- O2O takes eCommerce offline
eCommerce is going offline. Is that even possible? eCommerce in itself has a very clear definition, namely “shopping online”. However, Chinese consumer’s demand for omnichannel options has prompted retailers to grow beyond their eCommerce excellence by opening physical stores. Because the customer is clearly king in China.
The New Retail concept, first introduced in 2016, has become one of the most important growth areas in Chinese retailing during the past year. This new concept encompasses many aspects, ranging from large-scale data-based merchandise strategies to cashless payments. The most prominent aspect of this concept is the so-called O2O (Online to Offline), which meets the demand of the “Internet generation” and the requirements for fast delivery or experiencing the products. “New Retail” is intended to be a smart extension of today’s eCommerce, and the customer should have access to exactly the product or service he needs at the time that suits him best.
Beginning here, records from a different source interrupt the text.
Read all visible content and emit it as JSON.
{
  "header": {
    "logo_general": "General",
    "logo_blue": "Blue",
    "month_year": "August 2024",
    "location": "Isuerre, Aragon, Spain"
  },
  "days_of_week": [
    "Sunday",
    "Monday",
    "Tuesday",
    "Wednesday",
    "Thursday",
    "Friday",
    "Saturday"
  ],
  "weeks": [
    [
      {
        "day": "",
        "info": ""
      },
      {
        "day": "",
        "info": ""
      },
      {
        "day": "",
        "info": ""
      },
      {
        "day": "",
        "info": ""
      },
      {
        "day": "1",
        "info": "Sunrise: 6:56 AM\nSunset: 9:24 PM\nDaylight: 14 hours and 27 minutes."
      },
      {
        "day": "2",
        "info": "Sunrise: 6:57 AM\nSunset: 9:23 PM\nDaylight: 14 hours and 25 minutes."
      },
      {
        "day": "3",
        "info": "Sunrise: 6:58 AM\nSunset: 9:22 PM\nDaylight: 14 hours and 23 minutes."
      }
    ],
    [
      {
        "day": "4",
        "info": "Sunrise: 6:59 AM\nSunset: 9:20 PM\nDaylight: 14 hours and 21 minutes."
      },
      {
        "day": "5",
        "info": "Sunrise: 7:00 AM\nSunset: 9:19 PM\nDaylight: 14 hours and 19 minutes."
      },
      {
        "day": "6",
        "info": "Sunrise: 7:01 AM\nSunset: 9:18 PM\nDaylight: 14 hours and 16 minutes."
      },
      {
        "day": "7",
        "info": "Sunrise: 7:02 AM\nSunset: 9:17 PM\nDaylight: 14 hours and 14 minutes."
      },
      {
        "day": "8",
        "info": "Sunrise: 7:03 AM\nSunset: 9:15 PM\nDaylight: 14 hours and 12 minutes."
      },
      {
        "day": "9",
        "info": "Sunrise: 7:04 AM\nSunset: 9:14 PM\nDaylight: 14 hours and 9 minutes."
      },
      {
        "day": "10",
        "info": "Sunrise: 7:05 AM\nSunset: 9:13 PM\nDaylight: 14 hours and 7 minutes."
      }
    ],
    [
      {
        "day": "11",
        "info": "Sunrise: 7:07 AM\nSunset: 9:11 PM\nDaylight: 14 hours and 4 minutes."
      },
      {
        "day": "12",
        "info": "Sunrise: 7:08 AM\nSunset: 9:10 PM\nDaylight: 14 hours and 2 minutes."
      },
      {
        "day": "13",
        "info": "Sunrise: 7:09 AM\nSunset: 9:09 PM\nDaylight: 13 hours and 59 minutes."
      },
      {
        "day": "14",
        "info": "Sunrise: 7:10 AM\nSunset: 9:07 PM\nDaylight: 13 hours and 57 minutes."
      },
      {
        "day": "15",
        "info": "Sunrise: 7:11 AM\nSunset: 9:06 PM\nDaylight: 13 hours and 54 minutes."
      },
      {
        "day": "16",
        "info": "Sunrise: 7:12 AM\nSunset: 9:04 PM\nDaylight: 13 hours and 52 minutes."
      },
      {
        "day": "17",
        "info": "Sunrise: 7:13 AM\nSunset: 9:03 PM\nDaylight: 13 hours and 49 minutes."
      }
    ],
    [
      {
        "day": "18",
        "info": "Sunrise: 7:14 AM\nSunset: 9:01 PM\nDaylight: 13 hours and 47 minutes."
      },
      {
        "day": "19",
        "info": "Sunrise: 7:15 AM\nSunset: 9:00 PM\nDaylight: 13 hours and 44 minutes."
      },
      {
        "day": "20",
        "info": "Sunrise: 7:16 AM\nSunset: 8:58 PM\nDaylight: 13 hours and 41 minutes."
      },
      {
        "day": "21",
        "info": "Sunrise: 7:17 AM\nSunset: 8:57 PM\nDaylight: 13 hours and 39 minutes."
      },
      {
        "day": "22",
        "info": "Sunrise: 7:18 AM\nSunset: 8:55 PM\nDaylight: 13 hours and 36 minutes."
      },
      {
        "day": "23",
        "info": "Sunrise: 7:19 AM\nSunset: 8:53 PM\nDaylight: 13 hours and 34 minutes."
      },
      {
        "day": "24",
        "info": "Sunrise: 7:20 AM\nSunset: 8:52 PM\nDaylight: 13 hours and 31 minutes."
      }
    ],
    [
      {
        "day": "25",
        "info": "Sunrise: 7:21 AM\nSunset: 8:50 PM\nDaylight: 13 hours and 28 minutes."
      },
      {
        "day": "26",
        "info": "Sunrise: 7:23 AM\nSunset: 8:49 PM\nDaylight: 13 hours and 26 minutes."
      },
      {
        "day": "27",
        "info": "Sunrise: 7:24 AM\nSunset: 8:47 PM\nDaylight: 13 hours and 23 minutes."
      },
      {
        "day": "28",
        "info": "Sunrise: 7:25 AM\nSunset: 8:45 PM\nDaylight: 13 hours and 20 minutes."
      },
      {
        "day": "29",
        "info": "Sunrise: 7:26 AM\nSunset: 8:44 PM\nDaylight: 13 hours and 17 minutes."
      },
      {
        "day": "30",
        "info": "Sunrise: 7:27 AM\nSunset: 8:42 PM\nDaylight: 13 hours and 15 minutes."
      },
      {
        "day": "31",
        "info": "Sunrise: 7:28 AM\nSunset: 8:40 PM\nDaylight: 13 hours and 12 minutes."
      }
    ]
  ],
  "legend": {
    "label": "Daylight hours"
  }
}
One of the latest coup’s in the O2O sector came from JD.com, as the company launched a 50,000 sqm superstore in Chongqing. On Singles Day. Nicknamed the E-Space store, the massive, 5G-equipped high-tech complex is designed to flex JD.com’s strengths in retail technology, logistics, and services. Over 30,000 customers crammed into the store, purchasing over 10 million RMB worth of products that day.
JD.com’s E-Store reflects JD.com’s future vision for omnichannel retail as it displays over 1,500 brands and 200,000 items across electronics, furniture, home appliances, and smaller categories such as health & wellness, beauty, books, and daily necessities.
It is split amongst 7 different zones and 55 interactive experience zones, with smart robots designed to guide customers to the right area. This layout gives JD.com an opportunity to provide a unique offline retail experience that can’t be replicated online.
For example, the store hosts Apple’s largest authorized offline experience store, a Microsoft smart home experience area, and GE’s first omnichannel home appliances store in China. There’s a special floor designed for immersive virtual reality video games, and there are JD Home sections that display white goods appliances and furniture in different living scenarios. Such a store format is designed to give customers a better sense of what products would look like at home.
And JD.com takes O2O even further – each item’s price tag is equipped with a QR code that customers can scan to order online, through JD.com’s WeChat mini-program. These smart price tags are electronic, meaning that prices can be updated remotely to keep up with online price changes on JD.com’s e-commerce platform.
Such an omnichannel model is important for large purchases such as washing machines and furniture, especially in a lower-income city such as Chongqing. Customers may be more hesitant to make these purchases as they may account for a large chunk of their monthly salaries. The customer journey is longer; shoppers might see a product in a store but wait several days or weeks to make a final decision. But with this model – once that decision is made – the products can be delivered within 24 hours, complete with installment & repair services. In this sense, JD.com is providing multiple touchpoints between the merchant and the customer, as well as a full end-to-end service.
Although the Chinese retail and eCommerce market at ever changing, these three trends, that have truly risen during 2019, will continue to grow in importance during this year. There should be new developments in each of these areas due to new technologies or innovations but these are definitely three trends we should continue to watch in 2020.